Ocean-driven thinning enhances iceberg calving and retreat of Antarctic ice shelves
2015 (English)In: Proceedings of the National Academy of Sciences of the United States of America, ISSN 0027-8424, E-ISSN 1091-6490, Vol. 112, no 11, 3263-3268 p.Article in journal (Refereed) Published
Iceberg calving from all Antarctic ice shelves has never been directly measured, despite playing a crucial role in ice sheet mass balance. Rapid changes to iceberg calving naturally arise from the sporadic detachment of large tabular bergs but can also be triggered by climate forcing. Here we provide a direct empirical estimate of mass loss due to iceberg calving and melting from Antarctic ice shelves. We find that between 2005 and 2011, the total mass loss due to iceberg calving of 755 +/- 24 gigatonnes per year (Gt/y) is only half the total loss due to basal melt of 1516 +/- 106 Gt/y. However, we observe widespread retreat of ice shelves that are currently thinning. Net mass loss due to iceberg calving for these ice shelves (302 +/- 27 Gt/y) is comparable in magnitude to net mass loss due to basal melt (312 +/- 14 Gt/y). Moreover, we find that iceberg calving from these decaying ice shelves is dominated by frequent calving events, which are distinct from the less frequent detachment of isolated tabular icebergs associated with ice shelves in neutral or positive mass balance regimes.

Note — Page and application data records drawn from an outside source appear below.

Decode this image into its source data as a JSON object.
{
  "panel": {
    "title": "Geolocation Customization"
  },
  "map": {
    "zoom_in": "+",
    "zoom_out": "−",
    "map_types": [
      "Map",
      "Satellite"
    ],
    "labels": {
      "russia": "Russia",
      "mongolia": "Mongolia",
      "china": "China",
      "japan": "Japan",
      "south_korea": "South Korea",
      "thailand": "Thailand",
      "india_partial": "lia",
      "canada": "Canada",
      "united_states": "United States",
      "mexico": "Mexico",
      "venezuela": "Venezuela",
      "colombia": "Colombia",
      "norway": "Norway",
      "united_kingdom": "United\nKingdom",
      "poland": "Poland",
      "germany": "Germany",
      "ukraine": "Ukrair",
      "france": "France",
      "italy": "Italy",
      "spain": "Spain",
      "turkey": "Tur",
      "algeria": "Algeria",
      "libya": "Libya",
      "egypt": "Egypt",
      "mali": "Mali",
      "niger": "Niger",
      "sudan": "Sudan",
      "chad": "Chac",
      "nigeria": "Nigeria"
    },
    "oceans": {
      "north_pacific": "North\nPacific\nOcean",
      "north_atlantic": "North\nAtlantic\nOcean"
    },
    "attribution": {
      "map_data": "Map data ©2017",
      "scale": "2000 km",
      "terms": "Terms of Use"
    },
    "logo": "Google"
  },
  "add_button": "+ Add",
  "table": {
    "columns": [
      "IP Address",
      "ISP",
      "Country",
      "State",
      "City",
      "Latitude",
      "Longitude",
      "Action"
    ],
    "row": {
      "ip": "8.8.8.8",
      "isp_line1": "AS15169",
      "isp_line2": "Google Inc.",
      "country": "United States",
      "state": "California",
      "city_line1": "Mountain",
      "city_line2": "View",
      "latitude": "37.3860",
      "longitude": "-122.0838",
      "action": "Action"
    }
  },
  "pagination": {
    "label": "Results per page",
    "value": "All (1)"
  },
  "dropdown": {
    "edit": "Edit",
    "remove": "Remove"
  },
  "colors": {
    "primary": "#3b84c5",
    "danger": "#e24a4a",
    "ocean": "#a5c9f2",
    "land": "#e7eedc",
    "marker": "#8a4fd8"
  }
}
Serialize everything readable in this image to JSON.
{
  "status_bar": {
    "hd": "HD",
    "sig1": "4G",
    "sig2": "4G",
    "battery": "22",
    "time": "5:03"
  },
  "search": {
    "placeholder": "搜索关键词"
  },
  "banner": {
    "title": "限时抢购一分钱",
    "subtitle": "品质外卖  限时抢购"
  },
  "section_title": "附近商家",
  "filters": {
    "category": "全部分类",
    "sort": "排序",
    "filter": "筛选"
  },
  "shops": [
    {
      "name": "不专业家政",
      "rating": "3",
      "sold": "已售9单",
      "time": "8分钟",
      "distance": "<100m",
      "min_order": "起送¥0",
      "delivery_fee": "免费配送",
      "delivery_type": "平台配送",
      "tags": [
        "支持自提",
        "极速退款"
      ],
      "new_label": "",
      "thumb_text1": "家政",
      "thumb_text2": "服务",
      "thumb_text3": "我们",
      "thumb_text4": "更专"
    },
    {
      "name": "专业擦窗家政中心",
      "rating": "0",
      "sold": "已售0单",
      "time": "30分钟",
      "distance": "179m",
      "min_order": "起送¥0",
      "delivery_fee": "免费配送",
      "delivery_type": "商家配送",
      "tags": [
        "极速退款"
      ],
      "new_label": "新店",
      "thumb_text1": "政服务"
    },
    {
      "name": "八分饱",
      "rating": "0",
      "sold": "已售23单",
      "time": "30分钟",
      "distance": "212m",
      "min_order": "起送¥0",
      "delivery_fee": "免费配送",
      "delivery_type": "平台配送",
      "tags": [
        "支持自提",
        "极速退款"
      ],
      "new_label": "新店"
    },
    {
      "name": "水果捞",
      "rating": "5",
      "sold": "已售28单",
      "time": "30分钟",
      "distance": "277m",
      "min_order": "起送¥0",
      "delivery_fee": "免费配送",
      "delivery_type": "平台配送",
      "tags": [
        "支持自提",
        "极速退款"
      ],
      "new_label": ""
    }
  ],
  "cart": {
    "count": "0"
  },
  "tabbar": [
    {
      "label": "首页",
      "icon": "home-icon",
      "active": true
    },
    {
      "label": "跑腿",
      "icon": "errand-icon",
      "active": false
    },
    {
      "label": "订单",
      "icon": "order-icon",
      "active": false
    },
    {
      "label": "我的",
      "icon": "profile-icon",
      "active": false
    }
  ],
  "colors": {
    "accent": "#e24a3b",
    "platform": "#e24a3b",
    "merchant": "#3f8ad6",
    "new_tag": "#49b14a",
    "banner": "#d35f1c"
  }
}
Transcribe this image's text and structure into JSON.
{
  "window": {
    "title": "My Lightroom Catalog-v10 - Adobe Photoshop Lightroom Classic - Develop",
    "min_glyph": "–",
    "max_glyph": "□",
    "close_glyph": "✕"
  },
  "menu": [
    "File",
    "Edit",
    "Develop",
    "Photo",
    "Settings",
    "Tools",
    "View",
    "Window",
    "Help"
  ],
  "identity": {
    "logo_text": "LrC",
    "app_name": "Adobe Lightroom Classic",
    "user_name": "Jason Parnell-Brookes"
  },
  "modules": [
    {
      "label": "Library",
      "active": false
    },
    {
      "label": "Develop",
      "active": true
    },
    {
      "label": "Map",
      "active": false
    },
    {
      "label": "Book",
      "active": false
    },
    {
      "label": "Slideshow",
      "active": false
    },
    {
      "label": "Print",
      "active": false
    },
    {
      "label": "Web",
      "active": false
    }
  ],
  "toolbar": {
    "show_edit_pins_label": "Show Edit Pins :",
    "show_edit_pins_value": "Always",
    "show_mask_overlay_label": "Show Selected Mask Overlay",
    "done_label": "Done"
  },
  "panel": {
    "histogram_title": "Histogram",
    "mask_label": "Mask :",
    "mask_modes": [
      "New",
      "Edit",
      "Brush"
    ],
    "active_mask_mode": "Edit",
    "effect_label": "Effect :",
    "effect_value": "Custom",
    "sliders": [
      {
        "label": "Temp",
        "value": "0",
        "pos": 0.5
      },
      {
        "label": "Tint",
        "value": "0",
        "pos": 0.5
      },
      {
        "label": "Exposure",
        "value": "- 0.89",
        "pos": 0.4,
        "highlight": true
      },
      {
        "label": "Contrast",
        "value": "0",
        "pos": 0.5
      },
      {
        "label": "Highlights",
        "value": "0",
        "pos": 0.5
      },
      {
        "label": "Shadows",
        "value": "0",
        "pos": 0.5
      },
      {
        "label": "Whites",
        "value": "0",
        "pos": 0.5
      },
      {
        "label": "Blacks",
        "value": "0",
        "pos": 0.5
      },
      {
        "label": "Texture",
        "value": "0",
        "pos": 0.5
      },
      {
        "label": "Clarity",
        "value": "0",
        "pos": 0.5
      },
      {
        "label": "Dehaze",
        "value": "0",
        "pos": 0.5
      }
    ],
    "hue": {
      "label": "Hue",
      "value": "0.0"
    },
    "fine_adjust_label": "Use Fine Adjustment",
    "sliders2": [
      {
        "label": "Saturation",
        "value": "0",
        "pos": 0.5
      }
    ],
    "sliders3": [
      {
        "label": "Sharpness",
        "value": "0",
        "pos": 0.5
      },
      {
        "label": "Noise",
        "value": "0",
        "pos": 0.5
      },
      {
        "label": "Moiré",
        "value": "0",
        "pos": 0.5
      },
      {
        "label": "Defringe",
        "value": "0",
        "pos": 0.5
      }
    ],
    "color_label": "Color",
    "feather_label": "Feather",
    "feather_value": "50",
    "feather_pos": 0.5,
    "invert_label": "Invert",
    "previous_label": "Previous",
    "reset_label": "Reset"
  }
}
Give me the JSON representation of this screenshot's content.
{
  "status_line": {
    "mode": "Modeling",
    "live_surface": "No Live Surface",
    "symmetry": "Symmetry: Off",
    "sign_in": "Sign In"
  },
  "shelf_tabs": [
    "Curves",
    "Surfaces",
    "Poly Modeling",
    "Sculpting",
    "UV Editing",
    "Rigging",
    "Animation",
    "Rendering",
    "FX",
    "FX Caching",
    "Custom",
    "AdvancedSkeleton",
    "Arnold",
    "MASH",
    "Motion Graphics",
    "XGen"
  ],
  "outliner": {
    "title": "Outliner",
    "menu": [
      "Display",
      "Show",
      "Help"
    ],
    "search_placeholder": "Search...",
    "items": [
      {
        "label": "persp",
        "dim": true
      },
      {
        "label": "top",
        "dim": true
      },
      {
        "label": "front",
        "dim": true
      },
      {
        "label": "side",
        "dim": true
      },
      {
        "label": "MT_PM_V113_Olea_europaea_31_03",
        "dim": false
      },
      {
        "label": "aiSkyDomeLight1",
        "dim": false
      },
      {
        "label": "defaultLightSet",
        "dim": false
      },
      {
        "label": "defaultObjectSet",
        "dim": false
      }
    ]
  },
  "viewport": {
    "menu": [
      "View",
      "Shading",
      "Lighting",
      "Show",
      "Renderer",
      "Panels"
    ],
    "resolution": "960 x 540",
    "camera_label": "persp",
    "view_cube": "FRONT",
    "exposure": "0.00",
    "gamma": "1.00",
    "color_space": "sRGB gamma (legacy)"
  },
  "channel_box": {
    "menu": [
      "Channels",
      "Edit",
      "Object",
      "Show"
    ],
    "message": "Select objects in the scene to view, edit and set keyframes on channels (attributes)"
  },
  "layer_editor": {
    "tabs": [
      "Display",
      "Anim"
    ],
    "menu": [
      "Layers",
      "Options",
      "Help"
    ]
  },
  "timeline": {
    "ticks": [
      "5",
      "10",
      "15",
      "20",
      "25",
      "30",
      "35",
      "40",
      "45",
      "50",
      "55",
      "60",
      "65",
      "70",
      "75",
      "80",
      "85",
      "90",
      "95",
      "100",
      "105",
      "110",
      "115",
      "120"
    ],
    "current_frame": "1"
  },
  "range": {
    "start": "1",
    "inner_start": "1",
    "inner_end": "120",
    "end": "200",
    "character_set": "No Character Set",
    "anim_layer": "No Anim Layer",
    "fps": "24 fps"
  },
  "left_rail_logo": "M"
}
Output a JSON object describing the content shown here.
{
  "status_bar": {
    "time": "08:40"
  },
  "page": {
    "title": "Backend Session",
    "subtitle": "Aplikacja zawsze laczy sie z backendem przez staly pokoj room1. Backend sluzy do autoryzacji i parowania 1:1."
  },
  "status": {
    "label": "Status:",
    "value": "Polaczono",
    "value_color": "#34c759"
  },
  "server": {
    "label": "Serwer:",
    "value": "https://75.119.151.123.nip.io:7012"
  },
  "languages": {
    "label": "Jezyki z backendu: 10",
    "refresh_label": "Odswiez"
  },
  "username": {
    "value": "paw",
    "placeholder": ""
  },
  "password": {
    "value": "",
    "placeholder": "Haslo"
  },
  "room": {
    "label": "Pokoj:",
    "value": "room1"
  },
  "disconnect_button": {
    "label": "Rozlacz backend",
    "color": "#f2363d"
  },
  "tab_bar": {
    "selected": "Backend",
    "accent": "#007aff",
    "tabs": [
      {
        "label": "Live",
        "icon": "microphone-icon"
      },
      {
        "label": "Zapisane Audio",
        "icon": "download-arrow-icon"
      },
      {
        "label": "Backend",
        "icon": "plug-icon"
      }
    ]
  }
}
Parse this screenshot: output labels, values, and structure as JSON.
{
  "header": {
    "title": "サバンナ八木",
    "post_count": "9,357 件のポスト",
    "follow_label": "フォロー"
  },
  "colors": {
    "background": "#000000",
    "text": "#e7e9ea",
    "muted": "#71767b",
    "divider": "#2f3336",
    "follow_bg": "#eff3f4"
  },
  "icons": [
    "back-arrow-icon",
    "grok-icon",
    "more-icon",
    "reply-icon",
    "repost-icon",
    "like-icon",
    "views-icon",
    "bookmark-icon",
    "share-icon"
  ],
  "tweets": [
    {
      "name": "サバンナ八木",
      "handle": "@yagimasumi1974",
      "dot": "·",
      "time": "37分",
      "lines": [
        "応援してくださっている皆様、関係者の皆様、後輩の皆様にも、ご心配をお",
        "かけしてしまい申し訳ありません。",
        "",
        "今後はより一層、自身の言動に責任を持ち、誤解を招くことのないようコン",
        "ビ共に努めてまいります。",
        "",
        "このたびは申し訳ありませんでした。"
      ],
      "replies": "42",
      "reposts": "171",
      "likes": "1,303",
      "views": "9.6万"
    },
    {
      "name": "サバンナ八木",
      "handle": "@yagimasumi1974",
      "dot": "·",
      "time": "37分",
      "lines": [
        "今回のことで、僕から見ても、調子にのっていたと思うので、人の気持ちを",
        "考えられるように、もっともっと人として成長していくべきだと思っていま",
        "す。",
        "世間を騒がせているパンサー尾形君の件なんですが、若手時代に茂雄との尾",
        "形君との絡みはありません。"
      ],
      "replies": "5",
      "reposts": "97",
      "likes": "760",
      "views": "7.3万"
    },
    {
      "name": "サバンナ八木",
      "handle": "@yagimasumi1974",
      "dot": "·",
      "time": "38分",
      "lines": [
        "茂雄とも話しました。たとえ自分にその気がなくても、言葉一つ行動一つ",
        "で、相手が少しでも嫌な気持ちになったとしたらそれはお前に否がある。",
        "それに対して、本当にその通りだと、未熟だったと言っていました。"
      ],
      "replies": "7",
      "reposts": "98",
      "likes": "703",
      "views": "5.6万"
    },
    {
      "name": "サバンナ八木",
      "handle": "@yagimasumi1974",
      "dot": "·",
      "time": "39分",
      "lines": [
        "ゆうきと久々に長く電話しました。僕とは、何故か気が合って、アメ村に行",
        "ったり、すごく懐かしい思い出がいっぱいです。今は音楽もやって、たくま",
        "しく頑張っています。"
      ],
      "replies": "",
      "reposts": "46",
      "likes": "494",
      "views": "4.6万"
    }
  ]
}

Our results suggest that thinning associated with ocean-driven increased basal melt can trigger increased iceberg calving, implying that iceberg calving may play an overlooked role in the demise of shrinking ice shelves, and is more sensitive to ocean forcing than expected from steady state calving estimates.
Place, publisher, year, edition, pages
2015. Vol. 112, no 11, 3263-3268 p.
iceberg calving, basal melt, mass balance, ice shelf, Antarctica
Earth and Related Environmental Sciences
IdentifiersURN: urn:nbn:se:uu:diva-251418DOI: 10.1073/pnas.1415137112ISI: 000351060000049PubMedID: 25733856OAI: oai:DiVA.org:uu-251418DiVA: diva2:807428